1. Deadlines are good
If you're anything at all like me, actually forcing yourself to sit down and write can be tough. There's always something more pressing - TV, Twitter, frankly even cleaning can look attractive when faced with what seems like the gargantuan task of writing a play. And of course it's impossible to get started until you've been visited by some spectacular flash of inspiration, right? ...Wrong. You just need to start, and then continue and then finish, at which point you will have something, and however rubbish you think it is, it is definitely better than the blank page you started with. Unlike a blank page, it can be developed and refined and has the potential to be something great. Embrace the deadline. Use its immovability to spur you on to the finish and write the play you have been thinking of writing and talking yourself out of for a while.
2. Money buys time and confidence
The competition offers 5k prize money and the chance of being commissioned (paid!) to write something for Radio 4, which let's face it, is pretty attractive. Not because it could buy you an awesome holiday (though it was tempting!), but because it could buy you some time. A period during which you can write without the distraction of the little voice that tells you that writing will never pay the rent and you need to do something more constructive. It's psychological too, for me it was the first time i'd been paid to write anything, and it made me feel like a proper writer. I'm sure there are loads of writers out there who don't need that kind of external validation, but I wasn't one of them. It was a massive boost to my confidence.
3. Some things are worth more than money

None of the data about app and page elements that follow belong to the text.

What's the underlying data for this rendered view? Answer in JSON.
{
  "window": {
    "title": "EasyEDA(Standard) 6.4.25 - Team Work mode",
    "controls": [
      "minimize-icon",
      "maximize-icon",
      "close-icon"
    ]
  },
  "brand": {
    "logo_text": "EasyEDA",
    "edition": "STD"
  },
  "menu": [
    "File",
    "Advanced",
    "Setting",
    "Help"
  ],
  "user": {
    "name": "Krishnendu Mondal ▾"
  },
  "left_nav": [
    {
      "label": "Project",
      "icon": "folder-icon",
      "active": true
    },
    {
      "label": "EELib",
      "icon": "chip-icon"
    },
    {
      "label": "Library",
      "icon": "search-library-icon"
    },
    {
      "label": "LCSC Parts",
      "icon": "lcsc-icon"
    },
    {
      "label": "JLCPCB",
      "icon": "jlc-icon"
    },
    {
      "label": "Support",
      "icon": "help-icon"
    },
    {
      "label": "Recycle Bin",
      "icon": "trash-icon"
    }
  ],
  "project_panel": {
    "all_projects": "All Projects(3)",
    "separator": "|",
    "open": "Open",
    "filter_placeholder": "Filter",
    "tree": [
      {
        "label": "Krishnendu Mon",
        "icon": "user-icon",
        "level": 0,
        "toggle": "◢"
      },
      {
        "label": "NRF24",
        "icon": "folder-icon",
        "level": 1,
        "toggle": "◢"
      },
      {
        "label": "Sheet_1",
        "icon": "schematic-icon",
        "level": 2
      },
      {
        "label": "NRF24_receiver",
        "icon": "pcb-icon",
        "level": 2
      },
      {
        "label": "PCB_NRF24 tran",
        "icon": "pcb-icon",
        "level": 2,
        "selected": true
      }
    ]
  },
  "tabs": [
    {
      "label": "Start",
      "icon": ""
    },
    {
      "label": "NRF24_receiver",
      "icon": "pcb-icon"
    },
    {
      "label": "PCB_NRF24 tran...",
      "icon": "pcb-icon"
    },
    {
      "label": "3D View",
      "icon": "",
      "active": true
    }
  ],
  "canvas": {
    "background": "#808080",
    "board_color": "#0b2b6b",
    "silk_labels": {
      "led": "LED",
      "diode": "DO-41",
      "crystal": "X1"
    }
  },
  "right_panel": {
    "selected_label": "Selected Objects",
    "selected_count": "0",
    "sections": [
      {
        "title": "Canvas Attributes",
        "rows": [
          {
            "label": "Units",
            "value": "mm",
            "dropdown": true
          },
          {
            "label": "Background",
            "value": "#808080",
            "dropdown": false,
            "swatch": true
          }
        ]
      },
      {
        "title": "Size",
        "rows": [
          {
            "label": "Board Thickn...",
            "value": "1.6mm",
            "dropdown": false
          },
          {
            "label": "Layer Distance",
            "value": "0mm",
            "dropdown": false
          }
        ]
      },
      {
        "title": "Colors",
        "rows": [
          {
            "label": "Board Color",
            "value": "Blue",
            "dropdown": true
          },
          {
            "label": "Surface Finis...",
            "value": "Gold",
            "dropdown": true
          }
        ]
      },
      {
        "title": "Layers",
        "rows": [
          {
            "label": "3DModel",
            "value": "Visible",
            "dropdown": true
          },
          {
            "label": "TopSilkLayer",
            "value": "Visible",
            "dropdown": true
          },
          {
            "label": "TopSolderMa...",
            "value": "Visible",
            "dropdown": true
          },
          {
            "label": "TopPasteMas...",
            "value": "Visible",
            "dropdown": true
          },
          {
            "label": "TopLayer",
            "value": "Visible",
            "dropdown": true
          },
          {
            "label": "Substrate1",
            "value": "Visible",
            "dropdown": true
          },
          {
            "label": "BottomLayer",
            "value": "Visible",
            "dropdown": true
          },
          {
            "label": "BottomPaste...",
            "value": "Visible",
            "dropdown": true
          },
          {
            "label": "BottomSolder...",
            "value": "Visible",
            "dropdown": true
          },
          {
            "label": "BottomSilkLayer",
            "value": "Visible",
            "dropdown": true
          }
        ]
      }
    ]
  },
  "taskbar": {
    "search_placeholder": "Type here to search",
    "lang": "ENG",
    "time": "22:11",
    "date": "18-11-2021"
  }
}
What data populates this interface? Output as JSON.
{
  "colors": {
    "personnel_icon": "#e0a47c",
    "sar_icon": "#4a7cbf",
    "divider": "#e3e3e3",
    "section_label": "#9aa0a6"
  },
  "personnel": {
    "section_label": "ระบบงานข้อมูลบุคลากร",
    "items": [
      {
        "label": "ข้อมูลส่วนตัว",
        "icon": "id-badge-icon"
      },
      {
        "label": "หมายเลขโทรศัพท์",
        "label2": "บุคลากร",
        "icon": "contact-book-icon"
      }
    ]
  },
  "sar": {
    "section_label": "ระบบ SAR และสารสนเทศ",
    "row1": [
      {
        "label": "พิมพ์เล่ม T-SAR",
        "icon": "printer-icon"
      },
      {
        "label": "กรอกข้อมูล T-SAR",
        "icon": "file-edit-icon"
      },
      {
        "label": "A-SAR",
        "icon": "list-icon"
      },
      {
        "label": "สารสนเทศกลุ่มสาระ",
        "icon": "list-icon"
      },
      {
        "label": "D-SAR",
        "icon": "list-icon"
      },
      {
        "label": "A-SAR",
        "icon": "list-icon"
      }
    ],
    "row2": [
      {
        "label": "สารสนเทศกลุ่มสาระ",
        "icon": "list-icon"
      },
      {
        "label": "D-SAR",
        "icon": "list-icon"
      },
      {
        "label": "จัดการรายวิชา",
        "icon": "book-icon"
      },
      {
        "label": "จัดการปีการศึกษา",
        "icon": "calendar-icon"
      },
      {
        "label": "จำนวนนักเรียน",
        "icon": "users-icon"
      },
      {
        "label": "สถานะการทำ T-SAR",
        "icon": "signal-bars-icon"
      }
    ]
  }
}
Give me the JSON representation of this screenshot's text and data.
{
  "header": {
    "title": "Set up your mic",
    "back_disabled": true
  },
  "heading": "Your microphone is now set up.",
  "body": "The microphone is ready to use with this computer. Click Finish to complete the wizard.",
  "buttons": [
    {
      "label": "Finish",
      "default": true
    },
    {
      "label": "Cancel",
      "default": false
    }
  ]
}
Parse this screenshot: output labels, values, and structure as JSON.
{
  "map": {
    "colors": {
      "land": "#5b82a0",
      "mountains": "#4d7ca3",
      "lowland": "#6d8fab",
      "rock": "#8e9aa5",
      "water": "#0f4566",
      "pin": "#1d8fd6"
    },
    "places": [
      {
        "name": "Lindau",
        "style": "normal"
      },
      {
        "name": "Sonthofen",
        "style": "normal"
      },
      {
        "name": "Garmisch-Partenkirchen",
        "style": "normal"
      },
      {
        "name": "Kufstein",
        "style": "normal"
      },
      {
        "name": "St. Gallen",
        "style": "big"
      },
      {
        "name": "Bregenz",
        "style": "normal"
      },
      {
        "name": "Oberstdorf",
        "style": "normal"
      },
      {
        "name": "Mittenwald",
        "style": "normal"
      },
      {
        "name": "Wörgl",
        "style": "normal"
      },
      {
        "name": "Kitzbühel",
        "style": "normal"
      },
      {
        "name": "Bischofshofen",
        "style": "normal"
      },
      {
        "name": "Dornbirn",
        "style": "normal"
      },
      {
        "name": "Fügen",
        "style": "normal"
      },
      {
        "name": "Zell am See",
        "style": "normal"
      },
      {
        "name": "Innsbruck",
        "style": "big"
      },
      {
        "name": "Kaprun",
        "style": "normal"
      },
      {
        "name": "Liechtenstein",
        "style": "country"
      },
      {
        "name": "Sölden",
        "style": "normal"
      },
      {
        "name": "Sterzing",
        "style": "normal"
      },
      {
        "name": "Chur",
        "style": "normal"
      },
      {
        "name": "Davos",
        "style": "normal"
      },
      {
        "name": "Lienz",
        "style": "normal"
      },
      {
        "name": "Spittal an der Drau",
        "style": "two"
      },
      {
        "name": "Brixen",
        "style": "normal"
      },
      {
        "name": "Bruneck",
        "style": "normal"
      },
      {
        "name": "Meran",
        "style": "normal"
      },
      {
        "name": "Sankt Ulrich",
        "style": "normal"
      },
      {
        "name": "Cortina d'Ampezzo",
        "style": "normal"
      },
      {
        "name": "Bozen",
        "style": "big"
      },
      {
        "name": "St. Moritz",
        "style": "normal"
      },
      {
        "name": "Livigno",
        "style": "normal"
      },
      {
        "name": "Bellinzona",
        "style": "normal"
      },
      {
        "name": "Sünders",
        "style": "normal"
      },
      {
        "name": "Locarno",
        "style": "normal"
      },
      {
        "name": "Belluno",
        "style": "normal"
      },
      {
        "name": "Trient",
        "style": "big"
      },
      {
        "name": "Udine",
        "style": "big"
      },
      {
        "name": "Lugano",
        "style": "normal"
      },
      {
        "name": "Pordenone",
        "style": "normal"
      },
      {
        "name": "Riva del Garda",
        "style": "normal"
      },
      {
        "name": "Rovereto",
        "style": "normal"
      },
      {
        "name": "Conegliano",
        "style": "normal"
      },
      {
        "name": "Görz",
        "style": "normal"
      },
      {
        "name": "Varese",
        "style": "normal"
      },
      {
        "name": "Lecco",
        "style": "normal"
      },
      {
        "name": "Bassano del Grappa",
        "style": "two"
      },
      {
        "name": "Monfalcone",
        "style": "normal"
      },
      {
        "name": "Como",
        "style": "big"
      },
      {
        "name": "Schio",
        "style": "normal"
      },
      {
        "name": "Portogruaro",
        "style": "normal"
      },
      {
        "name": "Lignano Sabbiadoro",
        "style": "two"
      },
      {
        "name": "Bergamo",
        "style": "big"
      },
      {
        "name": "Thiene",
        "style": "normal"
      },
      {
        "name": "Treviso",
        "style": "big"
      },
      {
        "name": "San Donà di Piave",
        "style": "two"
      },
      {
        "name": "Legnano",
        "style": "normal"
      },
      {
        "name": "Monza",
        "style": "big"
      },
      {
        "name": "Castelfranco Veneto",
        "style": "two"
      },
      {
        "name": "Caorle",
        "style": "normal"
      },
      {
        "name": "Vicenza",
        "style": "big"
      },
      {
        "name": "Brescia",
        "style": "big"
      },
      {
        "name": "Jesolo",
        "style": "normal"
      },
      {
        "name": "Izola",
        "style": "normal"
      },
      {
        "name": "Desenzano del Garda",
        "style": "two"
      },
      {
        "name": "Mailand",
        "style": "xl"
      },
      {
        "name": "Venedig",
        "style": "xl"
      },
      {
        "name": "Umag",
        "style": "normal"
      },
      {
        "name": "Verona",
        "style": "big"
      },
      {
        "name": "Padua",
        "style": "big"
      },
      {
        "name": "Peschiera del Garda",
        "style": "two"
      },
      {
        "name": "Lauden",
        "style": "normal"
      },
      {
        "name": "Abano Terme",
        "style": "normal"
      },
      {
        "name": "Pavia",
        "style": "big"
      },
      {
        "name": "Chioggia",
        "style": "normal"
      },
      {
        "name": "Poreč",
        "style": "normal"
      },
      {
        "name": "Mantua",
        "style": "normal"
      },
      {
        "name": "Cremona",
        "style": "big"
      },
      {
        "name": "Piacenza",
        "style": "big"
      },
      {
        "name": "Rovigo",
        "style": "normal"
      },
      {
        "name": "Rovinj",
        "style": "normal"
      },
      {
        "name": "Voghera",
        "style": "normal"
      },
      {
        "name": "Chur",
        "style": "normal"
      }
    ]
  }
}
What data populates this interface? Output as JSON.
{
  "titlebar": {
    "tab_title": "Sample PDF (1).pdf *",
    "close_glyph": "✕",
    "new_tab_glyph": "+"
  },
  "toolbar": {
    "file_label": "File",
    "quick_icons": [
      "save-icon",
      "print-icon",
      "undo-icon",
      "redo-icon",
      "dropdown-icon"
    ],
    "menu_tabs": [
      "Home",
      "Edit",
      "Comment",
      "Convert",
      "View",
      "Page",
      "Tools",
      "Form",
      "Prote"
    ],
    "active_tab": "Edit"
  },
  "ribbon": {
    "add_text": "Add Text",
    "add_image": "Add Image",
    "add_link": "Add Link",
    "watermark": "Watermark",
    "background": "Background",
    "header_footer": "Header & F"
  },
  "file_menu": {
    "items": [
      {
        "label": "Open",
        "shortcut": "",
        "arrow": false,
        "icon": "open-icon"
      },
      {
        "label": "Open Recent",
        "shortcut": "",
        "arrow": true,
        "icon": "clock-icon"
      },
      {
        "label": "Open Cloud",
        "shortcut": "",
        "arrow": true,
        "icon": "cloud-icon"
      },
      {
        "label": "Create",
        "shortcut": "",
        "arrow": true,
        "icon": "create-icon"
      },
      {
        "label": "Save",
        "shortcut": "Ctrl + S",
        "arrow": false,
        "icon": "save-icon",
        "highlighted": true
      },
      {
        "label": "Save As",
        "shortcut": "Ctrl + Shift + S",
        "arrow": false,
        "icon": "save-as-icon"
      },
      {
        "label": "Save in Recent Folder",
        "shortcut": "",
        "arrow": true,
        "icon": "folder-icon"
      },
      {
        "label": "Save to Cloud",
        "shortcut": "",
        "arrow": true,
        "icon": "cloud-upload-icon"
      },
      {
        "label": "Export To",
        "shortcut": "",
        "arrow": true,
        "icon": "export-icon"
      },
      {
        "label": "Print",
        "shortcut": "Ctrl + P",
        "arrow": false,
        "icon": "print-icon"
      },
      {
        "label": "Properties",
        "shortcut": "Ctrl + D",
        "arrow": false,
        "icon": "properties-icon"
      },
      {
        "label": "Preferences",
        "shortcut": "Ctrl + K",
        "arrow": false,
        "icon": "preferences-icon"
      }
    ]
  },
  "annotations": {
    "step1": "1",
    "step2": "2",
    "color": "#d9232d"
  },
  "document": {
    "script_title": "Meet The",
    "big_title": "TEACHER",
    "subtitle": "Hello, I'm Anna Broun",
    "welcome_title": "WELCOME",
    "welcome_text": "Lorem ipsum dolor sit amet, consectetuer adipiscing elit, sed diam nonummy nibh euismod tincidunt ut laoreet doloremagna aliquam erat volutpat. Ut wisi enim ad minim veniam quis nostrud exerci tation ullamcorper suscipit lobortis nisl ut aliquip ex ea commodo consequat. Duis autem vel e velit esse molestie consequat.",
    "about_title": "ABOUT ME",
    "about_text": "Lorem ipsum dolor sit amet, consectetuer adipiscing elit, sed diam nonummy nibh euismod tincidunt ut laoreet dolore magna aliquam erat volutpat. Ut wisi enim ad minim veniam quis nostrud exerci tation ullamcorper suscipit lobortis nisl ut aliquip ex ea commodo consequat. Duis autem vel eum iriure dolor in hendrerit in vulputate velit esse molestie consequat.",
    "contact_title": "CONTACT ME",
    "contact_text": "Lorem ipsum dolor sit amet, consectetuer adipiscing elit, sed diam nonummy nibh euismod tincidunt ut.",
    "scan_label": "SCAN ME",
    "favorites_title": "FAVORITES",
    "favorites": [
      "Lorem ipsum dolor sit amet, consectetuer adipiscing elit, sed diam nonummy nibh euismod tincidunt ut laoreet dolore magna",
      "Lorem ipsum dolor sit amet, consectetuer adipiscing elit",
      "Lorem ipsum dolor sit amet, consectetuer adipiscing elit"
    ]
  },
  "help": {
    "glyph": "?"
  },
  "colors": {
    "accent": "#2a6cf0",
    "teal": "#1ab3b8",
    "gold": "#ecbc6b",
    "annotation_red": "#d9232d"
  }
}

Winning the prize brings with it a whole load of non financial benefits too. Suddenly some very influential people are aware of you, and more than that are committed to helping and championing you. You're mentored and supported in the writing of your commissioned play by people who believe in you and want nothing more than to see your career flourish. For me it felt like getting off the starting blocks. When I entered the competition I was working full time in the prison service and writing plays that I never expected to have a life beyond the prison walls. Two years on, I have an agent and I'm working full time as a writer. I'm Playwright in Residence at The Manchester Royal Exchange, under commission to Old Vic New Voices, my TV credits include Doctors, Waterloo Road, Youngers and my first original TV idea, a short film for BBC iPlayer, starts filming this week. This would have seemed unthinkable at the point that I entered the ABBA, and I feel incredibly fortunate that it has acted as a catalyst in this way. The slightly scary thing is that I almost didn't enter because the little voice (the same one that tells you to wait for the flash of inspiration and that writing will never pay the rent) tried to convince me that there was no point - there'll be lots of scripts and they'll all be better than mine!
4. Radio rocks
Writing for radio is liberating. What can be achieved with sound is amazing. There is a particular relationship between the listener and the drama that isn't replicated in any other medium. You can literally take a radio audience anywhere within the universe - or indeed any other universe and they, in partnership with you, the producer and actors, will do the work needed to create that world in their minds. I can't think of another medium where the same level of freedom and opportunity exists. And of course if you're going to write for radio, then the Radio 4 afternoon play slot, with just under a million listeners, is hardly a shabby starting point!
5. Why not?
So there's lots to gain and absolutely nothing to lose. Not getting anywhere in the competition doesn't mean your play isn't good or that you aren't any good. I've entered tons of competitions that I didn't get anywhere in and I'll probably enter loads more. But if you don't enter, you'll never know. I think that's what they call a 'no brainer'. So why are you still reading this? Go and do it... go! ...And good luck!
Cat Jones was the recipient of the 2011 Alfred Bradley Bursary Award. Find out more about Cat and her writing & follow her on Twitter: @_CatJonesFind out more about the Alfred Bradley Bursary Award for Northern radio drama writers and how you can enter. Submissions open on the BBC writersroom site from 9th December 2013 - 10th January 2014.